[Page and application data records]
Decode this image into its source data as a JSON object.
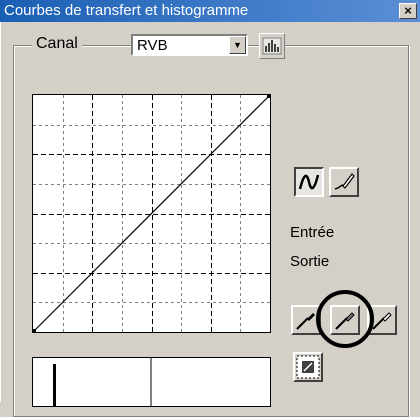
{
  "window": {
    "title": "Courbes de transfert et histogramme",
    "close_glyph": "×"
  },
  "canal": {
    "label": "Canal",
    "value": "RVB"
  },
  "labels": {
    "input": "Entrée",
    "output": "Sortie"
  },
  "icons": {
    "curve": "curve-icon",
    "freehand": "pencil-icon",
    "black_point": "eyedropper-black-icon",
    "gray_point": "eyedropper-gray-icon",
    "white_point": "eyedropper-white-icon",
    "reset": "reset-curve-icon",
    "histogram": "histogram-icon"
  },
  "chart_data": {
    "type": "line",
    "title": "",
    "xlabel": "",
    "ylabel": "",
    "xlim": [
      0,
      255
    ],
    "ylim": [
      0,
      255
    ],
    "grid": true,
    "series": [
      {
        "x": [
          0,
          255
        ],
        "values": [
          0,
          255
        ]
      }
    ]
  }
}
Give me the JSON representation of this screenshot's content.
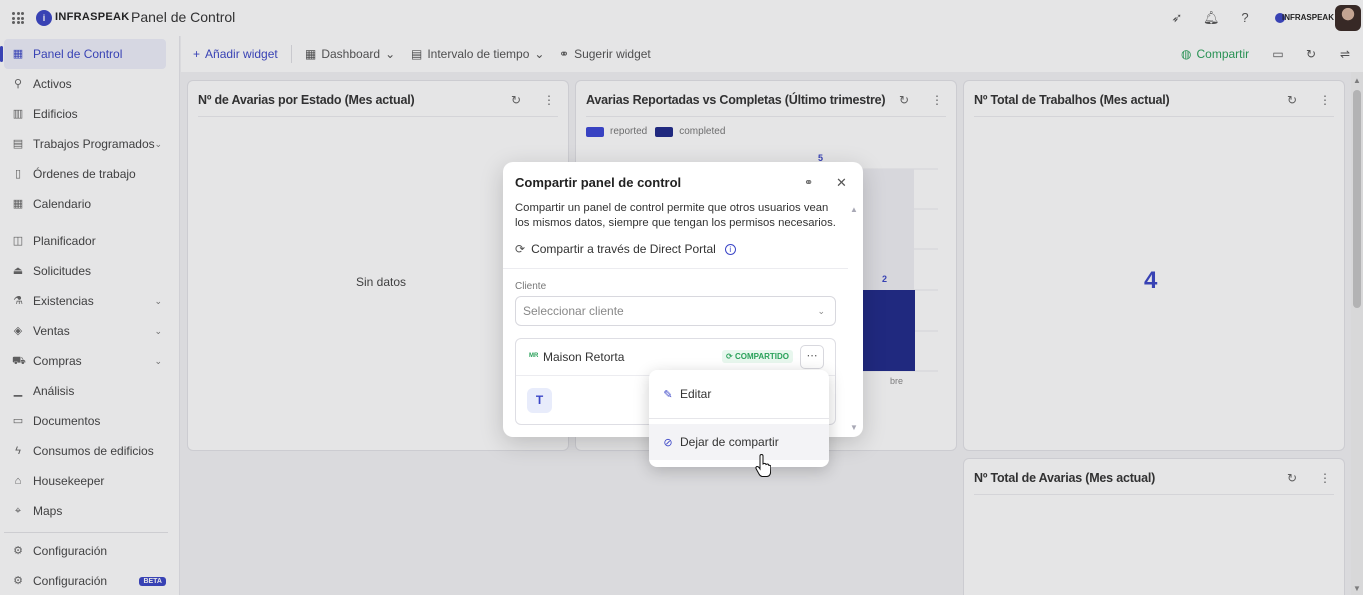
{
  "header": {
    "brand": "INFRASPEAK",
    "app_title": "Panel de Control",
    "org_name": "INFRASPEAK"
  },
  "sidebar": {
    "items": [
      {
        "label": "Panel de Control",
        "icon": "dashboard-icon"
      },
      {
        "label": "Activos",
        "icon": "asset-icon"
      },
      {
        "label": "Edificios",
        "icon": "building-icon"
      },
      {
        "label": "Trabajos Programados",
        "icon": "calendar-work-icon"
      },
      {
        "label": "Órdenes de trabajo",
        "icon": "clipboard-icon"
      },
      {
        "label": "Calendario",
        "icon": "calendar-icon"
      },
      {
        "label": "Planificador",
        "icon": "planner-icon"
      },
      {
        "label": "Solicitudes",
        "icon": "inbox-icon"
      },
      {
        "label": "Existencias",
        "icon": "stock-icon"
      },
      {
        "label": "Ventas",
        "icon": "tag-icon"
      },
      {
        "label": "Compras",
        "icon": "cart-icon"
      },
      {
        "label": "Análisis",
        "icon": "chart-icon"
      },
      {
        "label": "Documentos",
        "icon": "document-icon"
      },
      {
        "label": "Consumos de edificios",
        "icon": "bolt-icon"
      },
      {
        "label": "Housekeeper",
        "icon": "home-icon"
      },
      {
        "label": "Maps",
        "icon": "pin-icon"
      },
      {
        "label": "Configuración",
        "icon": "gear-icon"
      },
      {
        "label": "Configuración",
        "icon": "gear-icon",
        "badge": "BETA"
      }
    ]
  },
  "toolbar": {
    "add_widget": "Añadir widget",
    "dashboard": "Dashboard",
    "time_interval": "Intervalo de tiempo",
    "suggest_widget": "Sugerir widget",
    "share": "Compartir"
  },
  "cards": {
    "by_state": {
      "title": "Nº de Avarias por Estado (Mes actual)",
      "empty_text": "Sin datos"
    },
    "reported_vs_completed": {
      "title": "Avarias Reportadas vs Completas (Último trimestre)"
    },
    "total_jobs": {
      "title": "Nº Total de Trabalhos (Mes actual)",
      "value": "4"
    },
    "total_failures": {
      "title": "Nº Total de Avarias (Mes actual)"
    }
  },
  "chart_data": {
    "type": "bar",
    "series": [
      {
        "name": "reported",
        "color": "#3b46d6"
      },
      {
        "name": "completed",
        "color": "#1f2a8a"
      }
    ],
    "visible_value_labels": [
      "5",
      "2"
    ],
    "visible_tick_fragment": "bre"
  },
  "share_modal": {
    "title": "Compartir panel de control",
    "description": "Compartir un panel de control permite que otros usuarios vean los mismos datos, siempre que tengan los permisos necesarios.",
    "direct_portal": "Compartir a través de Direct Portal",
    "client_label": "Cliente",
    "client_placeholder": "Seleccionar cliente",
    "shared_client": {
      "initials": "MR",
      "name": "Maison Retorta",
      "status": "COMPARTIDO"
    },
    "user_initial": "T"
  },
  "dropdown_menu": {
    "edit": "Editar",
    "stop_sharing": "Dejar de compartir"
  },
  "colors": {
    "accent": "#3b46c7",
    "success": "#2aa15a"
  }
}
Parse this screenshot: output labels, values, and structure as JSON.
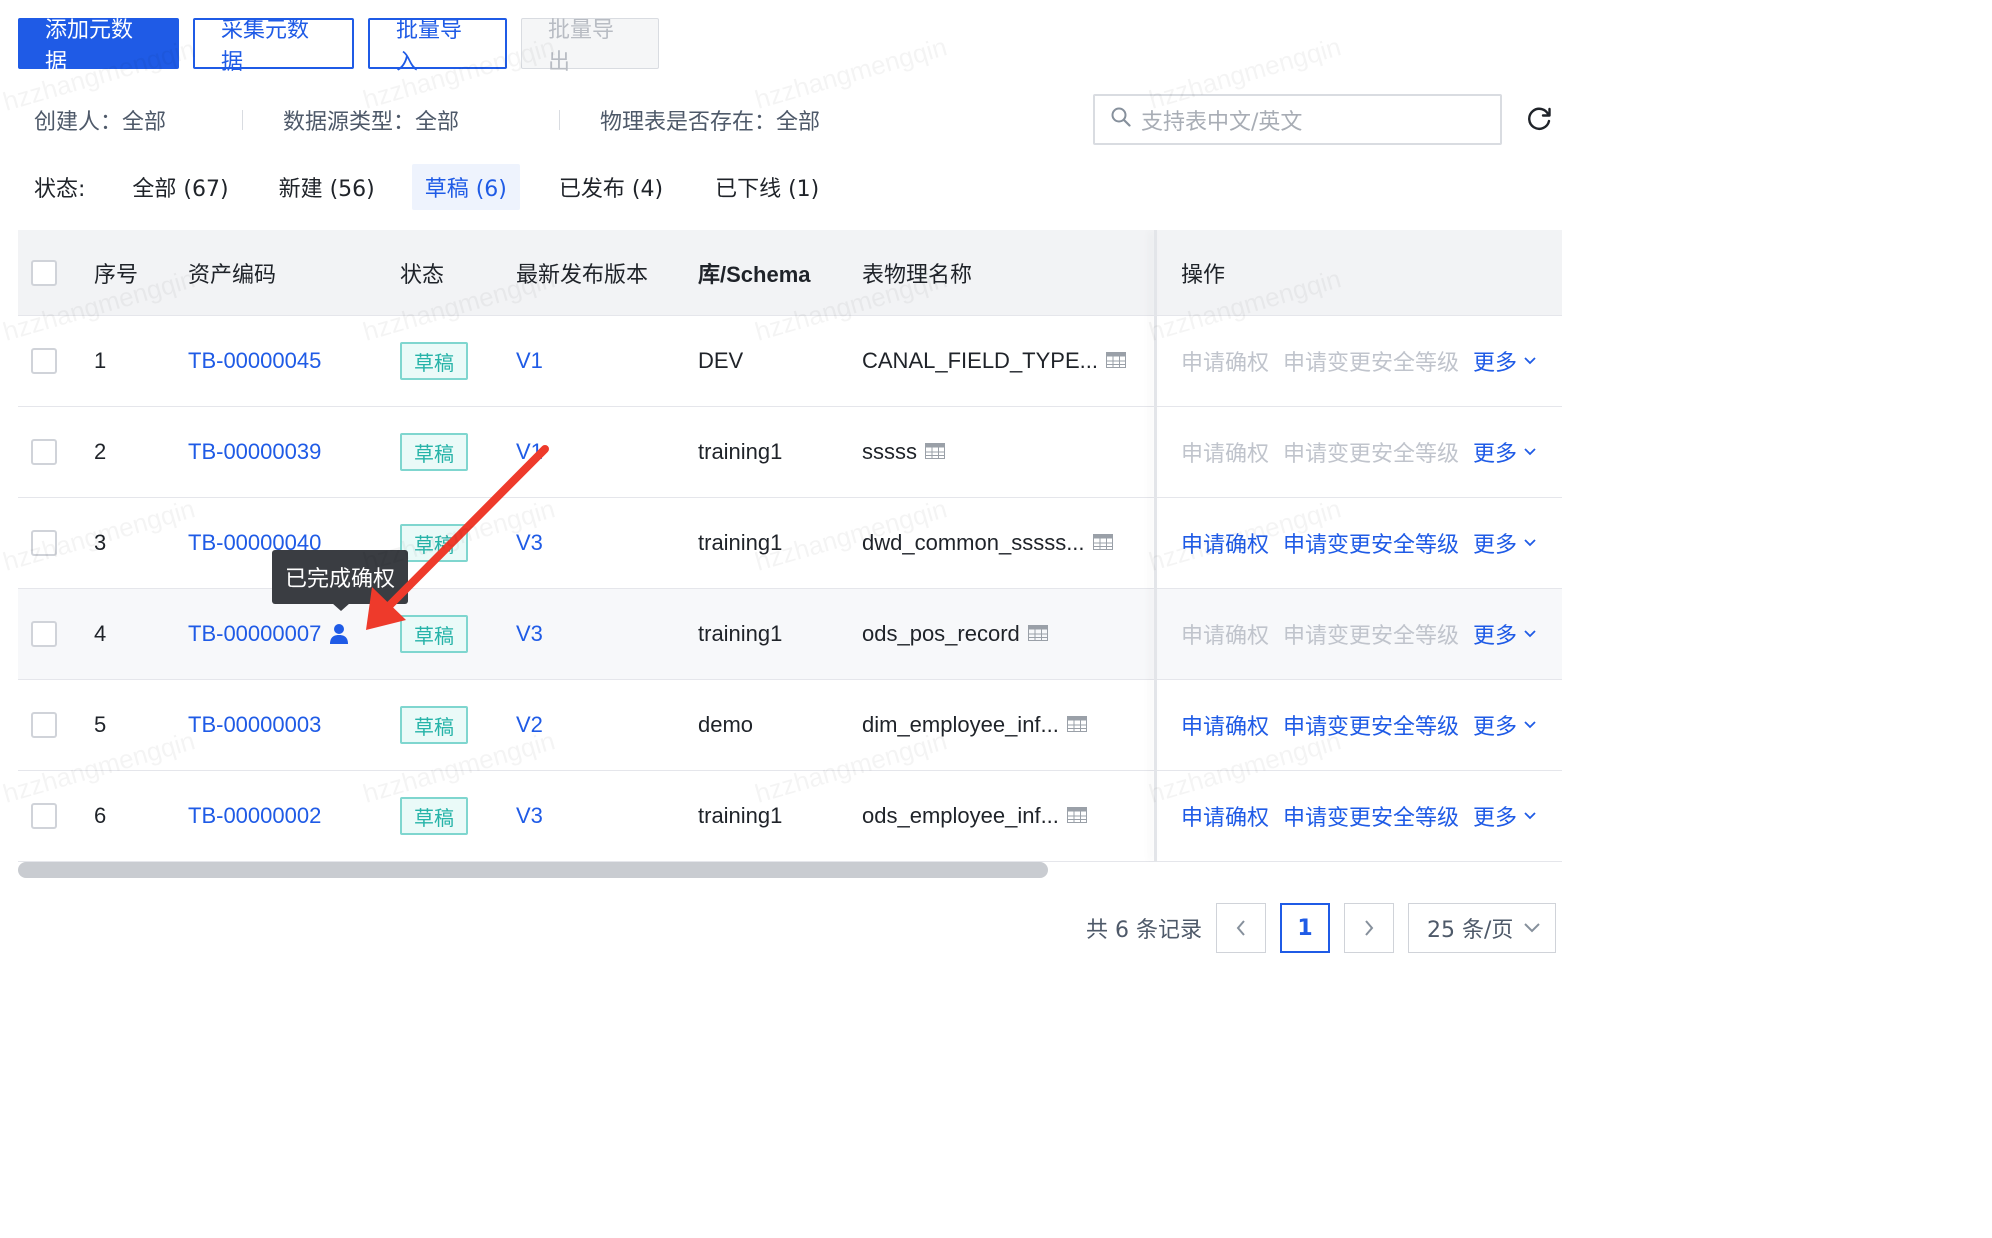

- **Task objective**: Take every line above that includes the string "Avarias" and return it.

- **Exercise output**:
      "title": "Nº de Avarias por Estado (Mes actual)",
      "title": "Avarias Reportadas vs Completas (Último trimestre)"
      "title": "Nº Total de Avarias (Mes actual)"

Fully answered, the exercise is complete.